iSEE Communications Intern Taylor Jennings offers five houseplants you can add to any living space this summer that are sure to brighten your days!
- Spider Plant
The spider plant, a grass variety, is one of the hardiest plants out there. It can handle just about anything from over- to under- watering, too much sunlight or not enough, and anything else you might happen to throw at it. All the while, its full and dark green leaves with a white stripe down the middle add a burst of color to any room.
Make sure to place this plant in bright, indirect light. Depending on environment, plan on watering your plant about once a week. If you notice that the soil is getting dry, don’t be afraid to drench it. Before the next watering, allow for the soil to dry out — spider plants really enjoy this treatment.
Look out for any browning of the tips of this plant; it can often mean they’re receiving irregular watering (either too much or not enough). But don’t worry: This is quite normal. It takes a lot to damage these plants.
Spider plants are also air purifiers. It would only take 15 spider plants to purify an average-sized house, making them perfect for an apartment or bedroom!
- Succulents & Cacti
Succulents and cacti are perfect additions to an indoor garden. They come in a variety of styles and colors that add diversity to your standard cast of houseplants.
Succulents need at least half a day to a full day of sunlight. But beware of afternoon sun — especially if you decide to place your succulents outside this summer. They can easily get sunburned, which usually manifests with the plant turning purple (a sign of stress). More sun means more color, but you must acclimate succulents to any new environment first.
Succulents need extremely coarse, well-draining soil. If you use potting mix, your typical houseplant soil, make sure the plants are completely dried out between watering. Otherwise, they can become overwatered and sustain root rot. Typically, anywhere from one to two weeks in between watering is necessary.
Placing succulents and cacti in a southern-facing window, left to their own devices, is the best way to go with these houseplants.
- Split-Leaf Philodendron (Monstera deliciosa)
These tropical beauties are the up-and-coming stars of indoor gardening. With their huge, heart-shaped leaves and massive growth, they make for a perfect addition to a home garden for anyone wishing to live in a rainforest.
These plants love bright, indirect sunlight, in temperatures around 70 to 75 degrees — think rainforest conditions.
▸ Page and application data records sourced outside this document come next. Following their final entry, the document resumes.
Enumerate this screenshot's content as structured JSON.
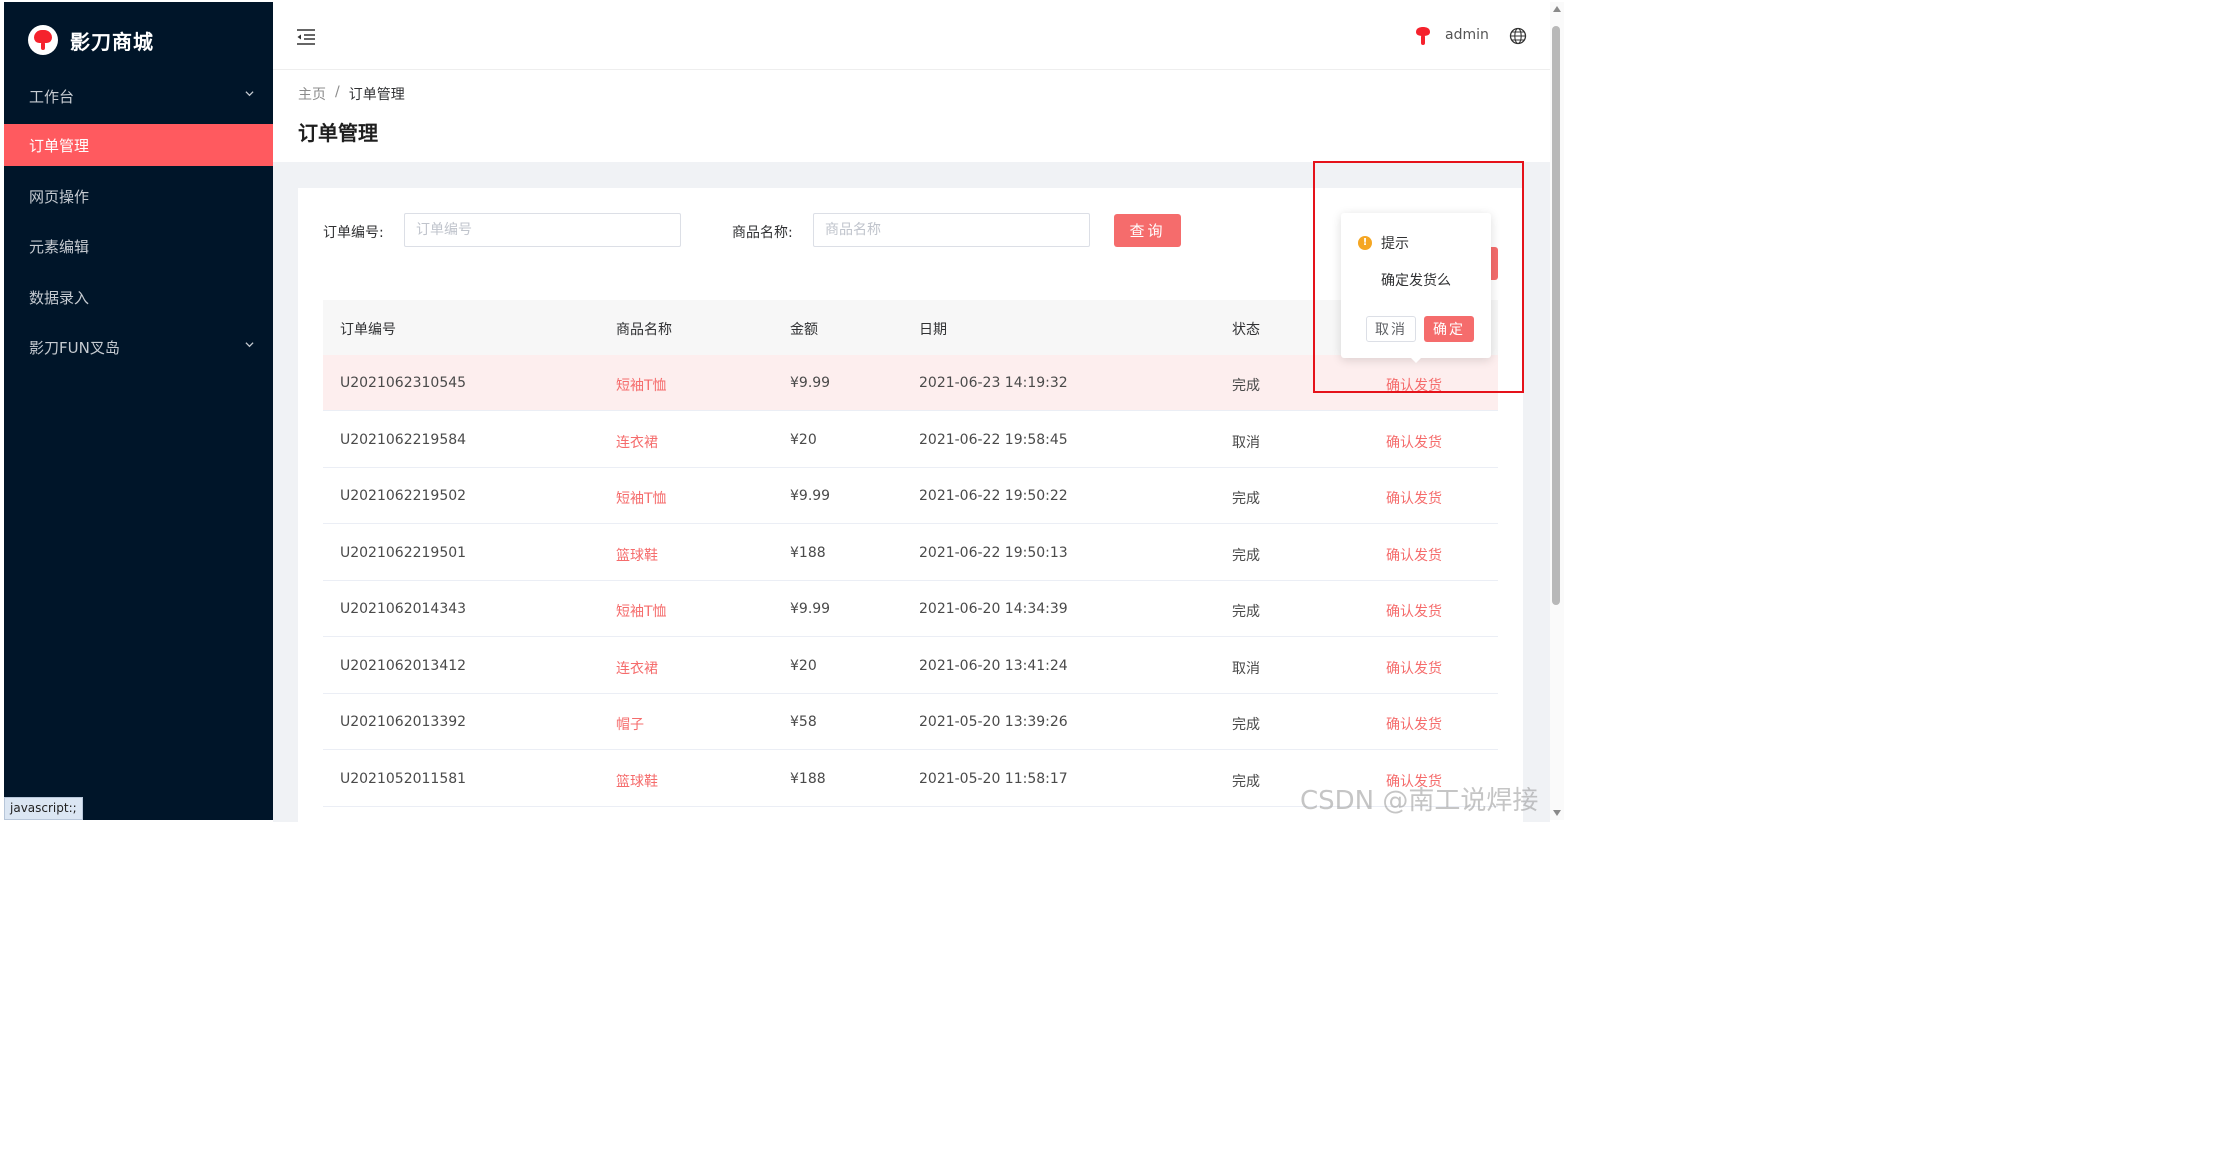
{
  "brand": {
    "name": "影刀商城",
    "accent": "#f56c6c",
    "sidebar_bg": "#001529",
    "active_menu_bg": "#ff5a5f"
  },
  "sidebar": {
    "items": [
      {
        "label": "工作台",
        "has_submenu": true,
        "active": false
      },
      {
        "label": "订单管理",
        "has_submenu": false,
        "active": true
      },
      {
        "label": "网页操作",
        "has_submenu": false,
        "active": false
      },
      {
        "label": "元素编辑",
        "has_submenu": false,
        "active": false
      },
      {
        "label": "数据录入",
        "has_submenu": false,
        "active": false
      },
      {
        "label": "影刀FUN叉岛",
        "has_submenu": true,
        "active": false
      }
    ]
  },
  "header": {
    "username": "admin",
    "icons": [
      "menu-fold-icon",
      "brand-icon",
      "globe-icon"
    ]
  },
  "breadcrumb": {
    "home": "主页",
    "separator": "/",
    "current": "订单管理"
  },
  "page_title": "订单管理",
  "search": {
    "order_no_label": "订单编号:",
    "order_no_placeholder": "订单编号",
    "order_no_value": "",
    "product_label": "商品名称:",
    "product_placeholder": "商品名称",
    "product_value": "",
    "query_button": "查询"
  },
  "table": {
    "columns": [
      "订单编号",
      "商品名称",
      "金额",
      "日期",
      "状态"
    ],
    "rows": [
      {
        "order_no": "U2021062310545",
        "product": "短袖T恤",
        "amount": "¥9.99",
        "date": "2021-06-23 14:19:32",
        "status": "完成",
        "action": "确认发货"
      },
      {
        "order_no": "U2021062219584",
        "product": "连衣裙",
        "amount": "¥20",
        "date": "2021-06-22 19:58:45",
        "status": "取消",
        "action": "确认发货"
      },
      {
        "order_no": "U2021062219502",
        "product": "短袖T恤",
        "amount": "¥9.99",
        "date": "2021-06-22 19:50:22",
        "status": "完成",
        "action": "确认发货"
      },
      {
        "order_no": "U2021062219501",
        "product": "篮球鞋",
        "amount": "¥188",
        "date": "2021-06-22 19:50:13",
        "status": "完成",
        "action": "确认发货"
      },
      {
        "order_no": "U2021062014343",
        "product": "短袖T恤",
        "amount": "¥9.99",
        "date": "2021-06-20 14:34:39",
        "status": "完成",
        "action": "确认发货"
      },
      {
        "order_no": "U2021062013412",
        "product": "连衣裙",
        "amount": "¥20",
        "date": "2021-06-20 13:41:24",
        "status": "取消",
        "action": "确认发货"
      },
      {
        "order_no": "U2021062013392",
        "product": "帽子",
        "amount": "¥58",
        "date": "2021-05-20 13:39:26",
        "status": "完成",
        "action": "确认发货"
      },
      {
        "order_no": "U2021052011581",
        "product": "篮球鞋",
        "amount": "¥188",
        "date": "2021-05-20 11:58:17",
        "status": "完成",
        "action": "确认发货"
      }
    ]
  },
  "popconfirm": {
    "title": "提示",
    "message": "确定发货么",
    "cancel": "取消",
    "confirm": "确定",
    "icon": "warning-icon"
  },
  "status_bar": "javascript:;",
  "watermark": "CSDN @南工说焊接"
}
It’s hard to overwater these plants since they’re made for very wet conditions like the tropics of Central America, but make sure to allow for the soil to dry between watering. Check to see if the first 2 inches of soil are dry, and if so, water the plant completely.
These plants also love to be misted. Using a spray bottle, spritz the leaves once or twice a day to really make them happy.
Unfortunately, these plants are not considered cat safe. So, if you have a fuzzy family member, reconsider adding this variety to your garden.
- Rattlesnake Plants
These plants are not like your typical houseplant: They move. You will find that throughout the day, the plant’s leaves will open in the morning and close in the evening (responding to sunlight). This little show will make them as lively as they are beautiful in your indoor garden.
Rattlesnake Plants do great in low to medium light. Direct light can often lead to the scorching of the leaves, leaving them brown and discolored.
Keep the soil of this plant moist but not wet. Oversaturation will lead to yellowing of the leaves. During the summer months, you will have to water the plant more frequently to keep the soil damp. Extended periods of not watering, or irregular watering, will result in the browning of the leaf tips.
These plants are some of the most indestructible houseplants you can have. They are compact enough that you can place them on a desk or shelf to add some life and color to any place in your house or apartment.
Peperomias thrive in low to medium light conditions, far away from direct sunlight. They even do well under fluorescent light! They can handle long stretches in between watering, perfect for the new gardener. Allow the soil to dry out as deep as 5 inches in between watering, and water completely in well-draining soil when you do.
If your plant has a mottled leaf (it contains a variety of colors such as white and green), make sure it is placed in more sunlight. It won’t damage the plant not to be in this location, but the leaves will start to lose their coloring if they don’t receive enough sun.
This list of easy-to-care-for houseplants only scratches the surface of available plants available for a soothing, air-cleaning indoor garden. You can always find more information about your new plant friend online or at your local plant nursery.
Check back in toward the end of the summer for more tips and tricks on how to move your indoor garden back to campus come the fall.
— Photos by Taylor Jennings and Jordan Goebig